# INPUT
● ● ● ●

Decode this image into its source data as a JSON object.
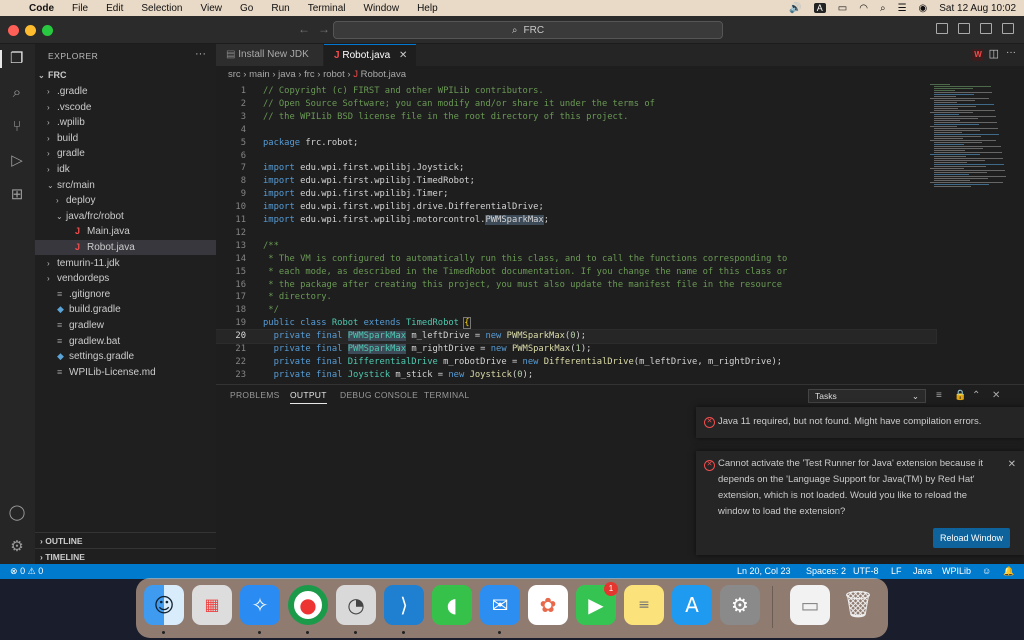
{
  "menubar": {
    "apple": "",
    "app": "Code",
    "items": [
      "File",
      "Edit",
      "Selection",
      "View",
      "Go",
      "Run",
      "Terminal",
      "Window",
      "Help"
    ],
    "input_indicator": "A",
    "datetime": "Sat 12 Aug  10:02"
  },
  "titlebar": {
    "command_center": "FRC"
  },
  "sidebar": {
    "header": "EXPLORER",
    "root": "FRC",
    "tree": [
      {
        "label": ".gradle",
        "kind": "folder",
        "open": false
      },
      {
        "label": ".vscode",
        "kind": "folder",
        "open": false
      },
      {
        "label": ".wpilib",
        "kind": "folder",
        "open": false
      },
      {
        "label": "build",
        "kind": "folder",
        "open": false
      },
      {
        "label": "gradle",
        "kind": "folder",
        "open": false
      },
      {
        "label": "idk",
        "kind": "folder",
        "open": false
      },
      {
        "label": "src/main",
        "kind": "folder",
        "open": true
      },
      {
        "label": "deploy",
        "kind": "folder",
        "open": false
      },
      {
        "label": "java/frc/robot",
        "kind": "folder",
        "open": true
      },
      {
        "label": "Main.java",
        "kind": "java"
      },
      {
        "label": "Robot.java",
        "kind": "java"
      },
      {
        "label": "temurin-11.jdk",
        "kind": "folder",
        "open": false
      },
      {
        "label": "vendordeps",
        "kind": "folder",
        "open": false
      },
      {
        "label": ".gitignore",
        "kind": "file"
      },
      {
        "label": "build.gradle",
        "kind": "gradle"
      },
      {
        "label": "gradlew",
        "kind": "file"
      },
      {
        "label": "gradlew.bat",
        "kind": "file"
      },
      {
        "label": "settings.gradle",
        "kind": "gradle"
      },
      {
        "label": "WPILib-License.md",
        "kind": "file"
      }
    ],
    "outline": "OUTLINE",
    "timeline": "TIMELINE"
  },
  "tabs": [
    {
      "label": "Install New JDK",
      "active": false
    },
    {
      "label": "Robot.java",
      "active": true
    }
  ],
  "breadcrumb": [
    "src",
    "main",
    "java",
    "frc",
    "robot",
    "Robot.java"
  ],
  "code": [
    {
      "n": "1",
      "t": "// Copyright (c) FIRST and other WPILib contributors."
    },
    {
      "n": "2",
      "t": "// Open Source Software; you can modify and/or share it under the terms of"
    },
    {
      "n": "3",
      "t": "// the WPILib BSD license file in the root directory of this project."
    },
    {
      "n": "4",
      "t": ""
    },
    {
      "n": "5",
      "t": "package frc.robot;"
    },
    {
      "n": "6",
      "t": ""
    },
    {
      "n": "7",
      "t": "import edu.wpi.first.wpilibj.Joystick;"
    },
    {
      "n": "8",
      "t": "import edu.wpi.first.wpilibj.TimedRobot;"
    },
    {
      "n": "9",
      "t": "import edu.wpi.first.wpilibj.Timer;"
    },
    {
      "n": "10",
      "t": "import edu.wpi.first.wpilibj.drive.DifferentialDrive;"
    },
    {
      "n": "11",
      "t": "import edu.wpi.first.wpilibj.motorcontrol.PWMSparkMax;"
    },
    {
      "n": "12",
      "t": ""
    },
    {
      "n": "13",
      "t": "/**"
    },
    {
      "n": "14",
      "t": " * The VM is configured to automatically run this class, and to call the functions corresponding to"
    },
    {
      "n": "15",
      "t": " * each mode, as described in the TimedRobot documentation. If you change the name of this class or"
    },
    {
      "n": "16",
      "t": " * the package after creating this project, you must also update the manifest file in the resource"
    },
    {
      "n": "17",
      "t": " * directory."
    },
    {
      "n": "18",
      "t": " */"
    },
    {
      "n": "19",
      "t": "public class Robot extends TimedRobot {"
    },
    {
      "n": "20",
      "t": "  private final PWMSparkMax m_leftDrive = new PWMSparkMax(0);"
    },
    {
      "n": "21",
      "t": "  private final PWMSparkMax m_rightDrive = new PWMSparkMax(1);"
    },
    {
      "n": "22",
      "t": "  private final DifferentialDrive m_robotDrive = new DifferentialDrive(m_leftDrive, m_rightDrive);"
    },
    {
      "n": "23",
      "t": "  private final Joystick m_stick = new Joystick(0);"
    }
  ],
  "panel": {
    "tabs": [
      "PROBLEMS",
      "OUTPUT",
      "DEBUG CONSOLE",
      "TERMINAL"
    ],
    "active_tab": "OUTPUT",
    "select_value": "Tasks"
  },
  "notifications": {
    "first": "Java 11 required, but not found. Might have compilation errors.",
    "second": "Cannot activate the 'Test Runner for Java' extension because it depends on the 'Language Support for Java(TM) by Red Hat' extension, which is not loaded. Would you like to reload the window to load the extension?",
    "reload_button": "Reload Window"
  },
  "statusbar": {
    "errors": "0",
    "warnings": "0",
    "position": "Ln 20, Col 23",
    "spaces": "Spaces: 2",
    "encoding": "UTF-8",
    "eol": "LF",
    "language": "Java",
    "wpilib": "WPILib"
  },
  "dock": {
    "items": [
      "Finder",
      "Launchpad",
      "Safari",
      "Chrome",
      "Instruments",
      "VS Code",
      "Messages",
      "Mail",
      "Photos",
      "FaceTime",
      "Notes",
      "App Store",
      "System Settings",
      "Preview",
      "Trash"
    ],
    "facetime_badge": "1"
  },
  "colors": {
    "accent": "#007acc",
    "button": "#0e639c",
    "error": "#f14c4c",
    "comment": "#6a9955",
    "keyword": "#569cd6",
    "type": "#4ec9b0"
  }
}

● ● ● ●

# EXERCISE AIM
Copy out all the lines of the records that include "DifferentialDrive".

# ANSWER AREA
      "t": "import edu.wpi.first.wpilibj.drive.DifferentialDrive;"
      "t": "  private final DifferentialDrive m_robotDrive = new DifferentialDrive(m_leftDrive, m_rightDrive);"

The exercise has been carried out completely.